§ **YOUR OBJECTIVE**
The entries below are to be returned as written, with all pictures dropped.

§ **SUPPLIED ENTRIES**
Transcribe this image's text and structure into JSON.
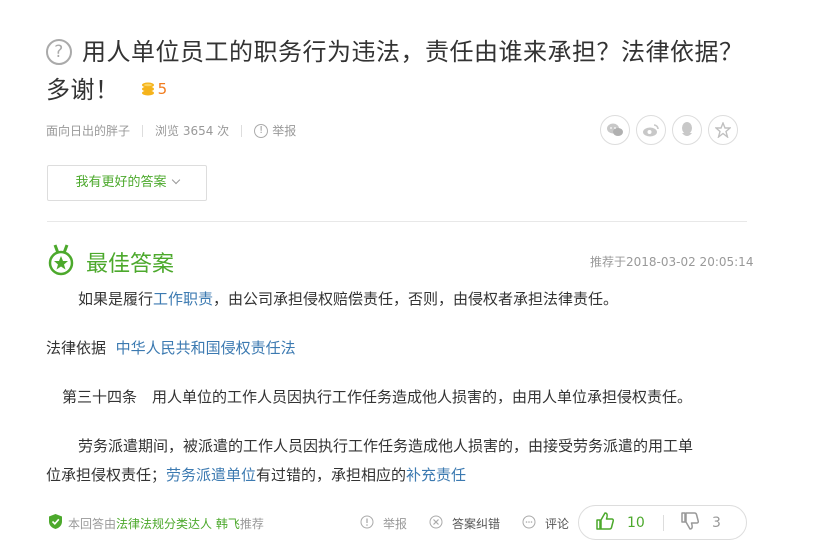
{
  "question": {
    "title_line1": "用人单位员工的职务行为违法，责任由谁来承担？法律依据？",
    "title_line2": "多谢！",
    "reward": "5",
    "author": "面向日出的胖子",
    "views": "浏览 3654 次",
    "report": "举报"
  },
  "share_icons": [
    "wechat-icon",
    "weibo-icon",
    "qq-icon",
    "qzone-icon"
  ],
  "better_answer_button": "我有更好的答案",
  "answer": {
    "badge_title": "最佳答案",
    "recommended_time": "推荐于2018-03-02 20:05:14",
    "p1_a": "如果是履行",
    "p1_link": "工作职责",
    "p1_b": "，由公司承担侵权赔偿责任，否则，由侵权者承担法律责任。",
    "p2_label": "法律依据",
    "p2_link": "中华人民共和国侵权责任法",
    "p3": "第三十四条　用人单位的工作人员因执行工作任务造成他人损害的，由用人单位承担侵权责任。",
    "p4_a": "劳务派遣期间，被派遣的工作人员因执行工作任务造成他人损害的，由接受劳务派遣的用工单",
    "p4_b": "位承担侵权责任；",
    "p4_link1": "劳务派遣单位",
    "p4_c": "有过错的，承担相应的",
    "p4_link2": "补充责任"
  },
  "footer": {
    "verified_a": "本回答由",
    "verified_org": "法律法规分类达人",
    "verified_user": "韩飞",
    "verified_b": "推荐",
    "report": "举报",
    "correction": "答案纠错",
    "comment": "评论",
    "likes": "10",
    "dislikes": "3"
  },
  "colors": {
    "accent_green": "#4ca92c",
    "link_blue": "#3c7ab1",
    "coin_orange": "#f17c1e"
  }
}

§ **RESULT**
Transcribe this image's text and structure into JSON.
{
  "question": {
    "title_line1": "用人单位员工的职务行为违法，责任由谁来承担？法律依据？",
    "title_line2": "多谢！",
    "reward": "5",
    "author": "面向日出的胖子",
    "views": "浏览 3654 次",
    "report": "举报"
  },
  "share_icons": [
    "wechat-icon",
    "weibo-icon",
    "qq-icon",
    "qzone-icon"
  ],
  "better_answer_button": "我有更好的答案",
  "answer": {
    "badge_title": "最佳答案",
    "recommended_time": "推荐于2018-03-02 20:05:14",
    "p1_a": "如果是履行",
    "p1_link": "工作职责",
    "p1_b": "，由公司承担侵权赔偿责任，否则，由侵权者承担法律责任。",
    "p2_label": "法律依据",
    "p2_link": "中华人民共和国侵权责任法",
    "p3": "第三十四条　用人单位的工作人员因执行工作任务造成他人损害的，由用人单位承担侵权责任。",
    "p4_a": "劳务派遣期间，被派遣的工作人员因执行工作任务造成他人损害的，由接受劳务派遣的用工单",
    "p4_b": "位承担侵权责任；",
    "p4_link1": "劳务派遣单位",
    "p4_c": "有过错的，承担相应的",
    "p4_link2": "补充责任"
  },
  "footer": {
    "verified_a": "本回答由",
    "verified_org": "法律法规分类达人",
    "verified_user": "韩飞",
    "verified_b": "推荐",
    "report": "举报",
    "correction": "答案纠错",
    "comment": "评论",
    "likes": "10",
    "dislikes": "3"
  },
  "colors": {
    "accent_green": "#4ca92c",
    "link_blue": "#3c7ab1",
    "coin_orange": "#f17c1e"
  }
}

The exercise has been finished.